Caldwell has had a front row seat and he has provided an immense amount of input and direction for much of Manning's career. Caldwell missed only the 1998-2001 seasons of Manning's career in Indianapolis.
He has spent an extraordinary amount of time with Manning, and Caldwell was able to put Manning's accomplishments in context in a few short words.
"It's going to be a little different playing without Peyton," said Caldwell. "He's obviously one-of-a-kind. He's certainly been a great player for us."
This is not the first time in his career Caldwell has lost a quarterback for a game. When posed that question on Wednesday Caldwell responded, and it gave him a chance to underscore again what Manning has accomplished over the past 13 seasons.
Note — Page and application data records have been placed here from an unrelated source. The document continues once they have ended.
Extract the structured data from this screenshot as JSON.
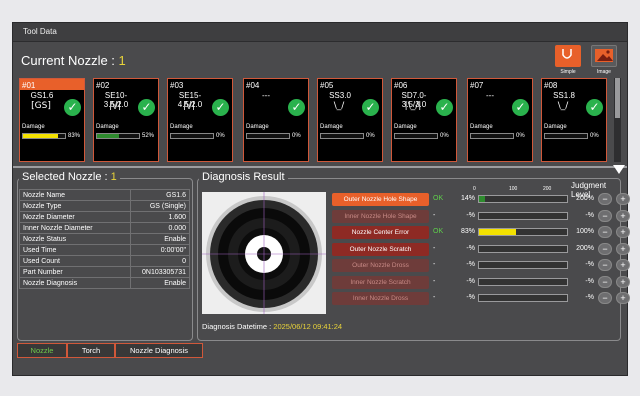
{
  "window": {
    "title": "Tool Data"
  },
  "header": {
    "label": "Current Nozzle : ",
    "value": "1"
  },
  "toolbar": {
    "simple_label": "Simple",
    "image_label": "Image"
  },
  "nozzles": [
    {
      "num": "#01",
      "name": "GS1.6",
      "shape": "[GS]",
      "damage_label": "Damage",
      "pct": "83%",
      "fill": 0.83,
      "fill_color": "#f3e100",
      "selected": true
    },
    {
      "num": "#02",
      "name": "SE10-3.5/2.0",
      "shape": "|\\/|",
      "damage_label": "Damage",
      "pct": "52%",
      "fill": 0.52,
      "fill_color": "#2e8b2e",
      "selected": false
    },
    {
      "num": "#03",
      "name": "SE15-4.5/2.0",
      "shape": "|\\/|",
      "damage_label": "Damage",
      "pct": "0%",
      "fill": 0,
      "fill_color": "#2e8b2e",
      "selected": false
    },
    {
      "num": "#04",
      "name": "---",
      "shape": "",
      "damage_label": "Damage",
      "pct": "0%",
      "fill": 0,
      "fill_color": "#2e8b2e",
      "selected": false
    },
    {
      "num": "#05",
      "name": "SS3.0",
      "shape": "\\_/",
      "damage_label": "Damage",
      "pct": "0%",
      "fill": 0,
      "fill_color": "#2e8b2e",
      "selected": false
    },
    {
      "num": "#06",
      "name": "SD7.0-3.5/3.0",
      "shape": "|\\_/|",
      "damage_label": "Damage",
      "pct": "0%",
      "fill": 0,
      "fill_color": "#2e8b2e",
      "selected": false
    },
    {
      "num": "#07",
      "name": "---",
      "shape": "",
      "damage_label": "Damage",
      "pct": "0%",
      "fill": 0,
      "fill_color": "#2e8b2e",
      "selected": false
    },
    {
      "num": "#08",
      "name": "SS1.8",
      "shape": "\\_/",
      "damage_label": "Damage",
      "pct": "0%",
      "fill": 0,
      "fill_color": "#2e8b2e",
      "selected": false
    }
  ],
  "selected": {
    "title": "Selected Nozzle : ",
    "value": "1",
    "rows": [
      {
        "label": "Nozzle Name",
        "value": "GS1.6"
      },
      {
        "label": "Nozzle Type",
        "value": "GS (Single)"
      },
      {
        "label": "Nozzle Diameter",
        "value": "1.600"
      },
      {
        "label": "Inner Nozzle Diameter",
        "value": "0.000"
      },
      {
        "label": "Nozzle Status",
        "value": "Enable"
      },
      {
        "label": "Used Time",
        "value": "0:00'00\""
      },
      {
        "label": "Used Count",
        "value": "0"
      },
      {
        "label": "Part Number",
        "value": "0N103305731"
      },
      {
        "label": "Nozzle Diagnosis",
        "value": "Enable"
      }
    ]
  },
  "diagnosis": {
    "title": "Diagnosis Result",
    "judgment_label": "Judgment Level",
    "scale": [
      "0",
      "100",
      "200"
    ],
    "rows": [
      {
        "label": "Outer Nozzle Hole Shape",
        "state": "on",
        "result": "OK",
        "pct": "14",
        "fill": 0.07,
        "fill_color": "#2e8b2e",
        "level": "200"
      },
      {
        "label": "Inner Nozzle Hole Shape",
        "state": "off",
        "result": "-",
        "pct": "-",
        "fill": 0,
        "fill_color": "#2e8b2e",
        "level": "-"
      },
      {
        "label": "Nozzle Center Error",
        "state": "err",
        "result": "OK",
        "pct": "83",
        "fill": 0.415,
        "fill_color": "#f3e100",
        "level": "100"
      },
      {
        "label": "Outer Nozzle Scratch",
        "state": "err",
        "result": "-",
        "pct": "-",
        "fill": 0,
        "fill_color": "#2e8b2e",
        "level": "200"
      },
      {
        "label": "Outer Nozzle Dross",
        "state": "off",
        "result": "-",
        "pct": "-",
        "fill": 0,
        "fill_color": "#2e8b2e",
        "level": "-"
      },
      {
        "label": "Inner Nozzle Scratch",
        "state": "off",
        "result": "-",
        "pct": "-",
        "fill": 0,
        "fill_color": "#2e8b2e",
        "level": "-"
      },
      {
        "label": "Inner Nozzle Dross",
        "state": "off",
        "result": "-",
        "pct": "-",
        "fill": 0,
        "fill_color": "#2e8b2e",
        "level": "-"
      }
    ],
    "pct_suffix": "%",
    "minus": "−",
    "plus": "+",
    "datetime_label": "Diagnosis Datetime : ",
    "datetime_value": "2025/06/12 09:41:24"
  },
  "tabs": [
    {
      "label": "Nozzle",
      "active": true
    },
    {
      "label": "Torch",
      "active": false
    },
    {
      "label": "Nozzle Diagnosis",
      "active": false
    }
  ]
}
"On several occasions (he has missed a quarterback in his coaching career)," said Caldwell. "You probably would think that would be something that has happened to most guys (coaches) because there are very few guys (players) who have had the kind of longevity that Peyton has had. I don't care what level, whether it's in high school, college or wherever it might be. You have to be able to make adjustments and move forward.
"I can't think of a season (where it didn't happen to him previously). At Penn State it happened. It happened at Wake Forest. If I look back at it, there's probably not a season that went by where one quarterback started the entire time, maybe once. I can't be exactly accurate but let me tell you this, it's happened more than five times (to me). When I think you look across our league, I think most teams have quarterbacks who have missed some time. Ours has just been highly unusual, thank God."
Manning has taken every snap in 178 of 208 career games, missing only 424 career snaps (including the one due to injury). In total, he has taken 12,712 of a possible 13,136 career snaps with consecutive snap streaks reaching 1,631, 1,590, 1,459, 1,400, 1,205 and a current one of 1,088 that will end on Sunday. The streak of 1,590 consecutive snaps was a career-opening total. The only other quarterbacks to take snaps during Manning career are Steve Walsh (21 in 1999), Mark Rypien (22 in 2001), Brock Huard (22 in 2003), Jim Sorgi (74 in 2004; 102 in 2005; 74 in 2007; 56 in 2008; 1 in 2009) and Curtis Painter (47 in 2009). (Punter Hunter Smith and running back Edgerrin James took a total of five direct snaps as well.)
Only three teams (Green Bay, New England, Houston) have started five or fewer quarterbacks during Manning's career from 1998 to the present. Fifteen have started a dozen or more.
The club announced Collins will start for Manning at Houston. It will be the 177th start of his career.